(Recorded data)
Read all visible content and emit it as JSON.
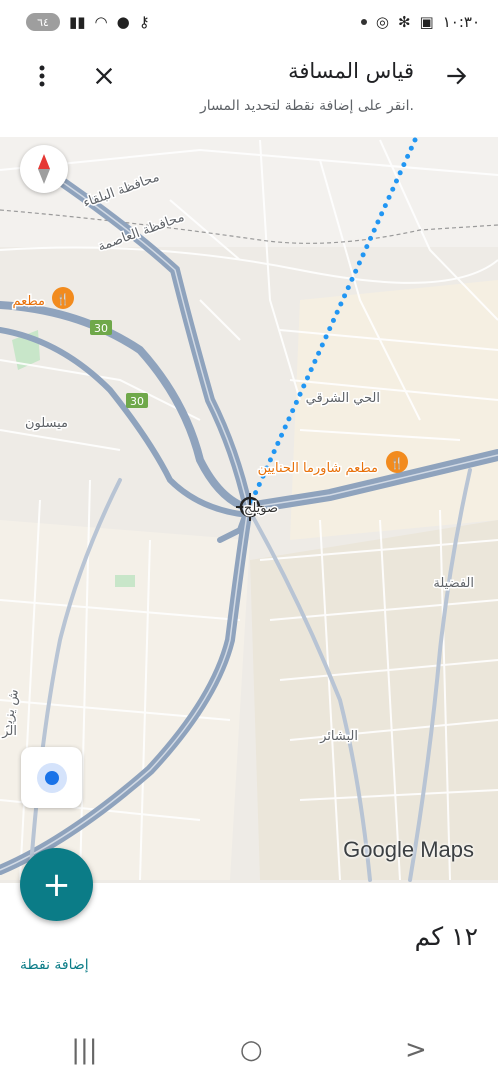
{
  "status_bar": {
    "time": "١٠:٣٠",
    "battery": "٦٤",
    "left_icons": [
      "battery-icon",
      "signal-icon",
      "wifi-icon",
      "location-icon",
      "key-icon"
    ],
    "right_icons": [
      "notification-dot-icon",
      "shield-icon",
      "fan-icon",
      "screenshot-icon"
    ]
  },
  "header": {
    "title": "قياس المسافة",
    "subtitle": "انقر على إضافة نقطة لتحديد المسار."
  },
  "map": {
    "labels": {
      "governorate_balqa": "محافظة البلقاء",
      "governorate_capital": "محافظة العاصمة",
      "restaurant_left": "مطعم",
      "route_30_a": "30",
      "route_30_b": "30",
      "district_east": "الحي الشرقي",
      "maysaloun": "ميسلون",
      "restaurant_shawarma": "مطعم شاورما الحنايين",
      "center": "صويلح",
      "fudayla": "الفضيلة",
      "left_edge_1": "ش يزيد",
      "left_edge_2": "الر",
      "bashair": "البشائر"
    },
    "logo": "Google Maps",
    "colors": {
      "map_bg": "#eeebe6",
      "road": "#8fa3bd",
      "route": "#2196f3",
      "poi": "#f28b1e"
    }
  },
  "bottom": {
    "fab_label": "+",
    "distance": "١٢ كم",
    "add_point": "إضافة نقطة"
  },
  "nav_bar": {
    "recents": "|||",
    "home": "○",
    "back": ">"
  }
}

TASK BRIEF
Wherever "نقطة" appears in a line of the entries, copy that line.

OUTPUT
    "subtitle": "انقر على إضافة نقطة لتحديد المسار."
    "add_point": "إضافة نقطة"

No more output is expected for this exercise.